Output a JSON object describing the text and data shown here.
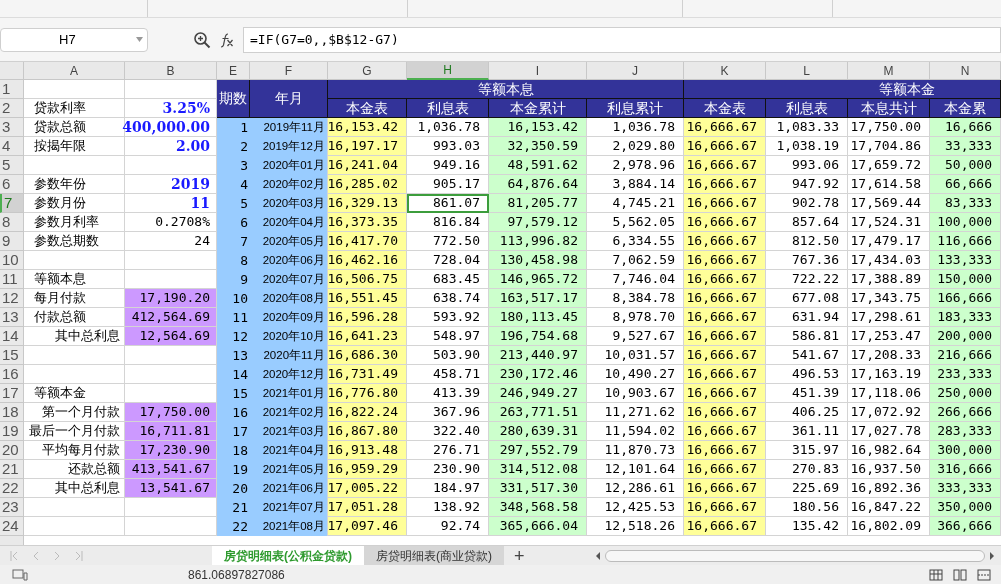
{
  "name_box": "H7",
  "formula": "=IF(G7=0,,$B$12-G7)",
  "columns": [
    {
      "letter": "A",
      "selected": false
    },
    {
      "letter": "B",
      "selected": false
    },
    {
      "letter": "E",
      "selected": false
    },
    {
      "letter": "F",
      "selected": false
    },
    {
      "letter": "G",
      "selected": false
    },
    {
      "letter": "H",
      "selected": true
    },
    {
      "letter": "I",
      "selected": false
    },
    {
      "letter": "J",
      "selected": false
    },
    {
      "letter": "K",
      "selected": false
    },
    {
      "letter": "L",
      "selected": false
    },
    {
      "letter": "M",
      "selected": false
    },
    {
      "letter": "N",
      "selected": false
    }
  ],
  "row_numbers": [
    {
      "label": "1",
      "selected": false
    },
    {
      "label": "2",
      "selected": false
    },
    {
      "label": "3",
      "selected": false
    },
    {
      "label": "4",
      "selected": false
    },
    {
      "label": "5",
      "selected": false
    },
    {
      "label": "6",
      "selected": false
    },
    {
      "label": "7",
      "selected": true
    },
    {
      "label": "8",
      "selected": false
    },
    {
      "label": "9",
      "selected": false
    },
    {
      "label": "10",
      "selected": false
    },
    {
      "label": "11",
      "selected": false
    },
    {
      "label": "12",
      "selected": false
    },
    {
      "label": "13",
      "selected": false
    },
    {
      "label": "14",
      "selected": false
    },
    {
      "label": "15",
      "selected": false
    },
    {
      "label": "16",
      "selected": false
    },
    {
      "label": "17",
      "selected": false
    },
    {
      "label": "18",
      "selected": false
    },
    {
      "label": "19",
      "selected": false
    },
    {
      "label": "20",
      "selected": false
    },
    {
      "label": "21",
      "selected": false
    },
    {
      "label": "22",
      "selected": false
    },
    {
      "label": "23",
      "selected": false
    },
    {
      "label": "24",
      "selected": false
    }
  ],
  "left_rows": [
    {},
    {
      "label": "贷款利率",
      "value": "3.25%",
      "kind": "input"
    },
    {
      "label": "贷款总额",
      "value": "400,000.00",
      "kind": "input"
    },
    {
      "label": "按揭年限",
      "value": "2.00",
      "kind": "input"
    },
    {},
    {
      "label": "参数年份",
      "value": "2019",
      "kind": "input"
    },
    {
      "label": "参数月份",
      "value": "11",
      "kind": "input"
    },
    {
      "label": "参数月利率",
      "value": "0.2708%",
      "kind": "plain"
    },
    {
      "label": "参数总期数",
      "value": "24",
      "kind": "plain"
    },
    {},
    {
      "label": "等额本息"
    },
    {
      "label": "每月付款",
      "value": "17,190.20",
      "kind": "result"
    },
    {
      "label": "付款总额",
      "value": "412,564.69",
      "kind": "result"
    },
    {
      "label": "其中总利息",
      "value": "12,564.69",
      "kind": "result",
      "right_aligned": true
    },
    {},
    {},
    {
      "label": "等额本金"
    },
    {
      "label": "第一个月付款",
      "value": "17,750.00",
      "kind": "result",
      "right_aligned": true
    },
    {
      "label": "最后一个月付款",
      "value": "16,711.81",
      "kind": "result",
      "right_aligned": true
    },
    {
      "label": "平均每月付款",
      "value": "17,230.90",
      "kind": "result",
      "right_aligned": true
    },
    {
      "label": "还款总额",
      "value": "413,541.67",
      "kind": "result",
      "right_aligned": true
    },
    {
      "label": "其中总利息",
      "value": "13,541.67",
      "kind": "result",
      "right_aligned": true
    },
    {},
    {}
  ],
  "schedule": {
    "period_header": "期数",
    "month_header": "年月",
    "groups": [
      {
        "label": "等额本息",
        "headers": [
          {
            "label": "本金表",
            "color": "#ffff99"
          },
          {
            "label": "利息表",
            "color": "#ffffff"
          },
          {
            "label": "本金累计",
            "color": "#ccffcc"
          },
          {
            "label": "利息累计",
            "color": "#ffffff"
          }
        ]
      },
      {
        "label": "等额本金",
        "headers": [
          {
            "label": "本金表",
            "color": "#ffff99"
          },
          {
            "label": "利息表",
            "color": "#ffffff"
          },
          {
            "label": "本息共计",
            "color": "#ffffff"
          },
          {
            "label": "本金累",
            "color": "#ccffcc"
          }
        ]
      }
    ],
    "rows": [
      {
        "period": "1",
        "month": "2019年11月",
        "cells": [
          "16,153.42",
          "1,036.78",
          "16,153.42",
          "1,036.78",
          "16,666.67",
          "1,083.33",
          "17,750.00",
          "16,666"
        ]
      },
      {
        "period": "2",
        "month": "2019年12月",
        "cells": [
          "16,197.17",
          "993.03",
          "32,350.59",
          "2,029.80",
          "16,666.67",
          "1,038.19",
          "17,704.86",
          "33,333"
        ]
      },
      {
        "period": "3",
        "month": "2020年01月",
        "cells": [
          "16,241.04",
          "949.16",
          "48,591.62",
          "2,978.96",
          "16,666.67",
          "993.06",
          "17,659.72",
          "50,000"
        ]
      },
      {
        "period": "4",
        "month": "2020年02月",
        "cells": [
          "16,285.02",
          "905.17",
          "64,876.64",
          "3,884.14",
          "16,666.67",
          "947.92",
          "17,614.58",
          "66,666"
        ]
      },
      {
        "period": "5",
        "month": "2020年03月",
        "cells": [
          "16,329.13",
          "861.07",
          "81,205.77",
          "4,745.21",
          "16,666.67",
          "902.78",
          "17,569.44",
          "83,333"
        ]
      },
      {
        "period": "6",
        "month": "2020年04月",
        "cells": [
          "16,373.35",
          "816.84",
          "97,579.12",
          "5,562.05",
          "16,666.67",
          "857.64",
          "17,524.31",
          "100,000"
        ]
      },
      {
        "period": "7",
        "month": "2020年05月",
        "cells": [
          "16,417.70",
          "772.50",
          "113,996.82",
          "6,334.55",
          "16,666.67",
          "812.50",
          "17,479.17",
          "116,666"
        ]
      },
      {
        "period": "8",
        "month": "2020年06月",
        "cells": [
          "16,462.16",
          "728.04",
          "130,458.98",
          "7,062.59",
          "16,666.67",
          "767.36",
          "17,434.03",
          "133,333"
        ]
      },
      {
        "period": "9",
        "month": "2020年07月",
        "cells": [
          "16,506.75",
          "683.45",
          "146,965.72",
          "7,746.04",
          "16,666.67",
          "722.22",
          "17,388.89",
          "150,000"
        ]
      },
      {
        "period": "10",
        "month": "2020年08月",
        "cells": [
          "16,551.45",
          "638.74",
          "163,517.17",
          "8,384.78",
          "16,666.67",
          "677.08",
          "17,343.75",
          "166,666"
        ]
      },
      {
        "period": "11",
        "month": "2020年09月",
        "cells": [
          "16,596.28",
          "593.92",
          "180,113.45",
          "8,978.70",
          "16,666.67",
          "631.94",
          "17,298.61",
          "183,333"
        ]
      },
      {
        "period": "12",
        "month": "2020年10月",
        "cells": [
          "16,641.23",
          "548.97",
          "196,754.68",
          "9,527.67",
          "16,666.67",
          "586.81",
          "17,253.47",
          "200,000"
        ]
      },
      {
        "period": "13",
        "month": "2020年11月",
        "cells": [
          "16,686.30",
          "503.90",
          "213,440.97",
          "10,031.57",
          "16,666.67",
          "541.67",
          "17,208.33",
          "216,666"
        ]
      },
      {
        "period": "14",
        "month": "2020年12月",
        "cells": [
          "16,731.49",
          "458.71",
          "230,172.46",
          "10,490.27",
          "16,666.67",
          "496.53",
          "17,163.19",
          "233,333"
        ]
      },
      {
        "period": "15",
        "month": "2021年01月",
        "cells": [
          "16,776.80",
          "413.39",
          "246,949.27",
          "10,903.67",
          "16,666.67",
          "451.39",
          "17,118.06",
          "250,000"
        ]
      },
      {
        "period": "16",
        "month": "2021年02月",
        "cells": [
          "16,822.24",
          "367.96",
          "263,771.51",
          "11,271.62",
          "16,666.67",
          "406.25",
          "17,072.92",
          "266,666"
        ]
      },
      {
        "period": "17",
        "month": "2021年03月",
        "cells": [
          "16,867.80",
          "322.40",
          "280,639.31",
          "11,594.02",
          "16,666.67",
          "361.11",
          "17,027.78",
          "283,333"
        ]
      },
      {
        "period": "18",
        "month": "2021年04月",
        "cells": [
          "16,913.48",
          "276.71",
          "297,552.79",
          "11,870.73",
          "16,666.67",
          "315.97",
          "16,982.64",
          "300,000"
        ]
      },
      {
        "period": "19",
        "month": "2021年05月",
        "cells": [
          "16,959.29",
          "230.90",
          "314,512.08",
          "12,101.64",
          "16,666.67",
          "270.83",
          "16,937.50",
          "316,666"
        ]
      },
      {
        "period": "20",
        "month": "2021年06月",
        "cells": [
          "17,005.22",
          "184.97",
          "331,517.30",
          "12,286.61",
          "16,666.67",
          "225.69",
          "16,892.36",
          "333,333"
        ]
      },
      {
        "period": "21",
        "month": "2021年07月",
        "cells": [
          "17,051.28",
          "138.92",
          "348,568.58",
          "12,425.53",
          "16,666.67",
          "180.56",
          "16,847.22",
          "350,000"
        ]
      },
      {
        "period": "22",
        "month": "2021年08月",
        "cells": [
          "17,097.46",
          "92.74",
          "365,666.04",
          "12,518.26",
          "16,666.67",
          "135.42",
          "16,802.09",
          "366,666"
        ]
      }
    ]
  },
  "sheet_tabs": [
    {
      "label": "房贷明细表(公积金贷款)",
      "selected": true
    },
    {
      "label": "房贷明细表(商业贷款)",
      "selected": false
    }
  ],
  "add_sheet": "+",
  "status_value": "861.06897827086"
}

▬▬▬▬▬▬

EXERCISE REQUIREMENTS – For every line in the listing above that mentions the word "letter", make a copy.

YOUR RESPONSE –
      "letter": "A",
      "letter": "B",
      "letter": "E",
      "letter": "F",
      "letter": "G",
      "letter": "H",
      "letter": "I",
      "letter": "J",
      "letter": "K",
      "letter": "L",
      "letter": "M",
      "letter": "N",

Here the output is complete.